Actors are embracing a new aesthetic, which is leaning more toward truthful and simple and direct, as opposed to what we would normally call sitcom acting.

I am actually working on The Neighbors sitcom.

We are starting from scratch. I am also working on a comedy movie and a vampire movie. I also have the pilot for The Tommy Wiseau Show and of course The House That Drips Blood On Alex, which we are hoping to make a sequel.

I think the reason why I'm so alluring to networks is because on the surface I'm like a quintessential relatable, boring white guy. A great many sitcoms have been anchored by a boring white guy, so I feel like what they want to mine from me are my more generic qualities.

Sitcom food is by far the tastiest of all showbiz food.

I started writing sketches with Dennis Kelly, who I ended up writing 'Pulling' with. We entered a BBC competition and did quite well, then started writing bits for other people's shows. You wheedle your way in, write pilots and eventually you end up writing a sitcom.

I was only 11 when we filmed the pilot.

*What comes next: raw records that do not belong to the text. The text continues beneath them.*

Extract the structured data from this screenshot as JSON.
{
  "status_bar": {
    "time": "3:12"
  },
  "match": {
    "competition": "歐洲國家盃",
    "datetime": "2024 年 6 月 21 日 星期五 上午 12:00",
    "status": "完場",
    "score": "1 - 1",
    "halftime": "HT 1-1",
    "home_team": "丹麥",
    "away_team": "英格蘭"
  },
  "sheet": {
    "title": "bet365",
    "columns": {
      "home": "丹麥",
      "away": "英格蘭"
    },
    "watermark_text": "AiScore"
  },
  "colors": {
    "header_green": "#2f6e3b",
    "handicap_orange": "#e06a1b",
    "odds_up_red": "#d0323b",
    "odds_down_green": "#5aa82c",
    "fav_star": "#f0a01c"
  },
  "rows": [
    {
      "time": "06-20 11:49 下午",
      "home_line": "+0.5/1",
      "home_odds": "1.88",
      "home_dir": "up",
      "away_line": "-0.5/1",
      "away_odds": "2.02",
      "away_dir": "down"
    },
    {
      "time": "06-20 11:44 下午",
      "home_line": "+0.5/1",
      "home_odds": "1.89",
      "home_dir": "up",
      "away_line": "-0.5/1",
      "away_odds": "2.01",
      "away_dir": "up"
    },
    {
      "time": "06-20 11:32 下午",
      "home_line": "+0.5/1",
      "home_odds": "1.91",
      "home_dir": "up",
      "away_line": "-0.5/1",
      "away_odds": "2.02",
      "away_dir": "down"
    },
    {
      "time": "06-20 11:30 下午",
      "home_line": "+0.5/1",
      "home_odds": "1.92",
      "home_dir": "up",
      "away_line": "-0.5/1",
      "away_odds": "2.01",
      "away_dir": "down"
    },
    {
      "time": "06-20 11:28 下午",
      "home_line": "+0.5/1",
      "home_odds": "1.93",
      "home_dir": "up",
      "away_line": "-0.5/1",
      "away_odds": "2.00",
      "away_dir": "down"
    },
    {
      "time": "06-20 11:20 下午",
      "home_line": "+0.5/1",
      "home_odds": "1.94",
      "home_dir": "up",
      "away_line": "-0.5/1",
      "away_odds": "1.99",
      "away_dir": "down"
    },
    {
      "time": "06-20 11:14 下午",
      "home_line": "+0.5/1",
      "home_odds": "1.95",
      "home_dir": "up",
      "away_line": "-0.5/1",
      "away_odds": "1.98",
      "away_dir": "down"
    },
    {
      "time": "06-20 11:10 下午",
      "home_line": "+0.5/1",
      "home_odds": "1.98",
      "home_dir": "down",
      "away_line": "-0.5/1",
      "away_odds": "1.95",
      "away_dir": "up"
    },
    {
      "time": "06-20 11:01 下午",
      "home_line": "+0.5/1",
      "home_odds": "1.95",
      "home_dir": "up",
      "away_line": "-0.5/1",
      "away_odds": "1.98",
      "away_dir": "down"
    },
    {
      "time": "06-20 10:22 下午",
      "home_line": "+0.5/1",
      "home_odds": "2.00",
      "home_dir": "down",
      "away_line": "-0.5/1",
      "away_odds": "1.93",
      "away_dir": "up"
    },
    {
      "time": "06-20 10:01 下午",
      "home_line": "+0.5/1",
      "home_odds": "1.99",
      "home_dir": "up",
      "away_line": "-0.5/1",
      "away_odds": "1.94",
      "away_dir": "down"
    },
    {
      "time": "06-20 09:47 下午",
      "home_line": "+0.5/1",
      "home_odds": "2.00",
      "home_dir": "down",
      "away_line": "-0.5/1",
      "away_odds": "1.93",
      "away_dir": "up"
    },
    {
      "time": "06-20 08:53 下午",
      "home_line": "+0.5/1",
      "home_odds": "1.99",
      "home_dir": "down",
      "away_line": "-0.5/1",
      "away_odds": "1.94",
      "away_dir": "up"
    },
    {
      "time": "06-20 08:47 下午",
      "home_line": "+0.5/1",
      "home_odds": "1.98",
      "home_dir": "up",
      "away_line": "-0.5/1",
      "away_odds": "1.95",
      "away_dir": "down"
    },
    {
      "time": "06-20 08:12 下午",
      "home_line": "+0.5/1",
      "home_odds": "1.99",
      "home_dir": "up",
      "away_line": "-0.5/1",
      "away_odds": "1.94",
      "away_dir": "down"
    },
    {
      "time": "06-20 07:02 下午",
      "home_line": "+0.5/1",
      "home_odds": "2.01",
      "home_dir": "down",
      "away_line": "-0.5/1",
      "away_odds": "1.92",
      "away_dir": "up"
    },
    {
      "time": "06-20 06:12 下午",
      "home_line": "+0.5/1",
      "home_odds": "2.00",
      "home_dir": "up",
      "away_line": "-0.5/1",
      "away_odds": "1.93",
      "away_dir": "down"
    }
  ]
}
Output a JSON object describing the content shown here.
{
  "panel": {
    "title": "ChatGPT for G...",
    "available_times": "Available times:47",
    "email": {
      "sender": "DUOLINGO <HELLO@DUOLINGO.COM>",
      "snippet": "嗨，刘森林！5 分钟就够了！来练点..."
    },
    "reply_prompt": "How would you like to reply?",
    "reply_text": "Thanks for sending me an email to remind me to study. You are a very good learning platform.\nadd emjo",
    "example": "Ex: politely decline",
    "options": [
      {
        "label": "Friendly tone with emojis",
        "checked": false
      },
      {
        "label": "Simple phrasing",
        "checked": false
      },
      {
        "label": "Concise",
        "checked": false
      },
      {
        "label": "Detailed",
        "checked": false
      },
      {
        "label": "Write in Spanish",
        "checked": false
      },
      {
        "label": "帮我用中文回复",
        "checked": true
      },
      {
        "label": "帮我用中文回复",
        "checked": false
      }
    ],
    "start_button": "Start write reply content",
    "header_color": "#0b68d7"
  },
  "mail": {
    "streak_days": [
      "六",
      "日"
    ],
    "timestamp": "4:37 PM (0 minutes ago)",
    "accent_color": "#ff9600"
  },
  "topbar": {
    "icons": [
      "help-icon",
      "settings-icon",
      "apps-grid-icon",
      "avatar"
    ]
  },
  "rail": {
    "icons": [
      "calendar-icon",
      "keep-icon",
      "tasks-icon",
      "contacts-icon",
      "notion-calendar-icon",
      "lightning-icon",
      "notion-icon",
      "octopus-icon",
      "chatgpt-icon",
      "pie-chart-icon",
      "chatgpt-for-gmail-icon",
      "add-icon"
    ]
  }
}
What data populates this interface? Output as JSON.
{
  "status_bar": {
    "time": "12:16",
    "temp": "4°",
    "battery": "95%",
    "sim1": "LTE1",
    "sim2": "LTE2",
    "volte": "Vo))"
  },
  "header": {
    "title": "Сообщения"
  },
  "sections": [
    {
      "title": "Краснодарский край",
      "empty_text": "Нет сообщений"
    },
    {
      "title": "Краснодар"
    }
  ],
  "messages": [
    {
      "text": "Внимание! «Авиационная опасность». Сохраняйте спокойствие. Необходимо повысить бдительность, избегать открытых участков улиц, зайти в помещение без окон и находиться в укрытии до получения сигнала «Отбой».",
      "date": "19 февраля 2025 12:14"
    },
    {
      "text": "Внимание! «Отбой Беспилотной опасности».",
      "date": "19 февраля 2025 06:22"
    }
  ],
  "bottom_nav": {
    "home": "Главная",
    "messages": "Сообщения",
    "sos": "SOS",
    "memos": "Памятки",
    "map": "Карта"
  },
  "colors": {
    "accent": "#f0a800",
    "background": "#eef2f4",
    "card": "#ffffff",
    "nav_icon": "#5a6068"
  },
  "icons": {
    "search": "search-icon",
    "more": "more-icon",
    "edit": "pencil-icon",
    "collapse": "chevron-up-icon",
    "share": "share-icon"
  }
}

The idea of a rapper being a star on a sitcom just wasn't heard of.

I had done the sitcom thing to lesser and lesser degrees of success.